I had a tough time getting good grades in school. It wasn’t until college that I started to do a lot better and got A’s and B’s. Although there were many factors for this, I know that there was one factor that really stood out to me that threw me off. I knew it then and I know it now, but I didn’t have a clue on how to deal with it until my actual working years.
The factor was speed. Every time I started to do bad in school and get closer and closer to C’s, D’s and even F’s in some cases in my classes, I always had an accompanying anxiety of feeling “left behind”. I just wasn’t learning as fast as everyone, else so I assumed there must be something wrong with me and that I just didn’t have a lot of intelligence.
This couldn’t be further from the truth. I have learned a lot later in life just how capable I am of learning even complex topics, and I know that most of us have this ability as well. The caveat is that I need to learn at a pace that doesn’t leave me feeling “left behind”. We do not all learn at the same speed and it is not realistic to put people in a class and expect them all to learn in the same way and especially at the same speed.
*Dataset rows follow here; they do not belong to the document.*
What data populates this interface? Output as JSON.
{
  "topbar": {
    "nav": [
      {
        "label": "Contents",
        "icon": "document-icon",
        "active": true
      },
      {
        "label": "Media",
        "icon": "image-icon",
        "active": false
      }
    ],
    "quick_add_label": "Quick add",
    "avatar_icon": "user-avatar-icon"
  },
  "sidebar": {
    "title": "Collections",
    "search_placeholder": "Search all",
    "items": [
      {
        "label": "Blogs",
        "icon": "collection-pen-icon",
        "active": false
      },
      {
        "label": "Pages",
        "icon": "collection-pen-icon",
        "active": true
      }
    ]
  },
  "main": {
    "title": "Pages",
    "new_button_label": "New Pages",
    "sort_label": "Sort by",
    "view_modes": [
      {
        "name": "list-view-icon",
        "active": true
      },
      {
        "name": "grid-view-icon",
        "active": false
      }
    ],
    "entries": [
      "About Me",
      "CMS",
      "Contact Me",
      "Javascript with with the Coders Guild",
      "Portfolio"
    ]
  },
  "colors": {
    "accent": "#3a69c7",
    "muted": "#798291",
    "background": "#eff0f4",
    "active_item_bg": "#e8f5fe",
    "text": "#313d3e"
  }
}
Some people need to spend more time on certain topics, and each individual has a different topic that will require them to “take a few laps” with before they grasp the concepts and can apply the material. This could mean an extra 20 minutes, an extra 2 hours, an extra 2 days, 2 months, in very rare cases this may mean 10-20 years, like learning advanced skills on guitar or learning to lead a company or becoming comfortable performing putting under pressure.
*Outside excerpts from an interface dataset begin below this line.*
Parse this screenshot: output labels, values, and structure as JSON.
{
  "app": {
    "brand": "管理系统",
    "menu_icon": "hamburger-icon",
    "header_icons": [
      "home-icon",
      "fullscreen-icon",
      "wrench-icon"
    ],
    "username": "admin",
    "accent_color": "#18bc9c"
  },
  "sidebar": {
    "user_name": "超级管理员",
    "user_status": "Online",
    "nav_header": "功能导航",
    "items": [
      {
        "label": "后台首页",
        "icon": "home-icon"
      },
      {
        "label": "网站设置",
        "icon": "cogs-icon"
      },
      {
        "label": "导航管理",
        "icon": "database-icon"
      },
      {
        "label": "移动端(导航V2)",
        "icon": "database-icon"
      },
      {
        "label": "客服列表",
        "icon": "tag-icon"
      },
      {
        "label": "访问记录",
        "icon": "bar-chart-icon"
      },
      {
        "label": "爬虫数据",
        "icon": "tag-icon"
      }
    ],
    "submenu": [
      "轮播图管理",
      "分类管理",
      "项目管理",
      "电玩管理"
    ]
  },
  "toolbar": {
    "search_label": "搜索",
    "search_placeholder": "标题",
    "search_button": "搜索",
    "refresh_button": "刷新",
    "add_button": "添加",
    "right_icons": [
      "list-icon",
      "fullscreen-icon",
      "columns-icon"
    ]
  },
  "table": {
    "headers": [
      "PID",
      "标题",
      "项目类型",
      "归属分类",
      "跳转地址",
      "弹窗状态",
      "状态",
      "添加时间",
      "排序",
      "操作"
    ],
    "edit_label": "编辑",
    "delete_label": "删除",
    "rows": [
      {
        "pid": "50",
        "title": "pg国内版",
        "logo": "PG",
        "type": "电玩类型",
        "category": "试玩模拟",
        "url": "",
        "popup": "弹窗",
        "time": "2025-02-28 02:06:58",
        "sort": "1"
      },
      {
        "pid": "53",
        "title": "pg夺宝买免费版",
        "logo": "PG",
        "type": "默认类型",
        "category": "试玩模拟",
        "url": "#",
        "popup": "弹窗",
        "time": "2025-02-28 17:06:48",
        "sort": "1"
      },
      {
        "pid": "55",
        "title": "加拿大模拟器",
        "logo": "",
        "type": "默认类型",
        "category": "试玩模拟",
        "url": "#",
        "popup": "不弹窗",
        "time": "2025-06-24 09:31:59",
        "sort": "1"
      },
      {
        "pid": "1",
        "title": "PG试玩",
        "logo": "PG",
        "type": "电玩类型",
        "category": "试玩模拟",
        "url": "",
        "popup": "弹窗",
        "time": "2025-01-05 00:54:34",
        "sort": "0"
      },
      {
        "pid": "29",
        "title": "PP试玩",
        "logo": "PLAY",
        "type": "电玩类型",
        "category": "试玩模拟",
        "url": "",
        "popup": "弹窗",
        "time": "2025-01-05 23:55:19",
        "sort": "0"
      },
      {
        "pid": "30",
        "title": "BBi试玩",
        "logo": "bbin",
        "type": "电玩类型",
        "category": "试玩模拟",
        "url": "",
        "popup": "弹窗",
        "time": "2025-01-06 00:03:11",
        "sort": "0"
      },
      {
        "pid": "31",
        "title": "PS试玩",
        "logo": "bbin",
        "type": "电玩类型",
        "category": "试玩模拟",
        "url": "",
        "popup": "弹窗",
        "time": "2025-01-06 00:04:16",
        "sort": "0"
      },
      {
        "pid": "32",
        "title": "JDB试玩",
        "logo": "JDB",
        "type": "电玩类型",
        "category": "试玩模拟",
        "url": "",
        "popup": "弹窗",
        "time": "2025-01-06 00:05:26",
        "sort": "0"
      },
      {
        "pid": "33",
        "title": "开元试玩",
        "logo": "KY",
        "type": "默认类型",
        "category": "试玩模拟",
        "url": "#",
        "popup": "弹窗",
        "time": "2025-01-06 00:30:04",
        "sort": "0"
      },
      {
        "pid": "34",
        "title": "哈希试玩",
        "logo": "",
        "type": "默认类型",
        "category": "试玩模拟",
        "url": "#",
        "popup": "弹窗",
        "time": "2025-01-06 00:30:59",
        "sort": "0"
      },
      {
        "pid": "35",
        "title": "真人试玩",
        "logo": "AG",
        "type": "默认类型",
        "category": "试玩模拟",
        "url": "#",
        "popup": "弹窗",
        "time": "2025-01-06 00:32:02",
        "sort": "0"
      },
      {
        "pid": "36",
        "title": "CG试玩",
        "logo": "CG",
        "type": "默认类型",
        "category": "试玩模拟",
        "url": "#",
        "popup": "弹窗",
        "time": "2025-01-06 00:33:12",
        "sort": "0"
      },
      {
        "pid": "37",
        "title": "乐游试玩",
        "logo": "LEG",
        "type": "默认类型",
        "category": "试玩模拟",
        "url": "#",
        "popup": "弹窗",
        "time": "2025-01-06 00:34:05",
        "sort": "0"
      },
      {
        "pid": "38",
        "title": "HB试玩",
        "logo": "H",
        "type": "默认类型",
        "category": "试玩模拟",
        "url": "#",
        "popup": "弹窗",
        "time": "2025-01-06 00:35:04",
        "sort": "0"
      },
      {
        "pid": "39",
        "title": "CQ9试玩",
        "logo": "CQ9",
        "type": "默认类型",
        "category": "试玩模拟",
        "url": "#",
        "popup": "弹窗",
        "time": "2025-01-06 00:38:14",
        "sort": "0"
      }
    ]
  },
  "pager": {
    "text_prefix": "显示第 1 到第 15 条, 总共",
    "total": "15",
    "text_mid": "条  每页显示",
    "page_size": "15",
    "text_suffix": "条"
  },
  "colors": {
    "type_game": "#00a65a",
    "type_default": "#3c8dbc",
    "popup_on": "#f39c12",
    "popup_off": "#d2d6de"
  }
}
The point is, we must slow down when we hit concepts and topics that we are having trouble with. We cannot add the anxiety of feeling “left behind” everybody else. We must run circles around the obstacle of learning until our brain starts developing the new wiring. It is a matter of neuroplasticity.
There are strategies to use while in a “circle”, such as spending lotted times and then switching to a different topic, and then returning to the topic you are struggling with, and this is helpful and we should do this, but we cannot rush on to advanced concepts until we have masted the fundamental concepts that are in alignment with our growth.
It may make sense to jump ahead at times and pick a topic that is out of alignment with the growth of our fundamentals, but we must make sure it is not too far. We need to stay in a state of flow with our learning, where our current challenge is only slightly outside our current abilities and comfort zone.
I am going through a book on computer programming right now and right away they are diving into the concept of Big O notation. This is completely new to me even though I do have a decent amount of coding experience. I have dedicated two full weeks to this topic. Some may learn and be able to apply the concept in a day or two. Good for them. I do not have that luxury. It will simply take me longer to learn something like this than others and that is okay. Once I have learned this concept, I will move onto the next and I will continue to enjoy the process of learning.
The joy is in the journey, not the destination. Dedication to the process is everything.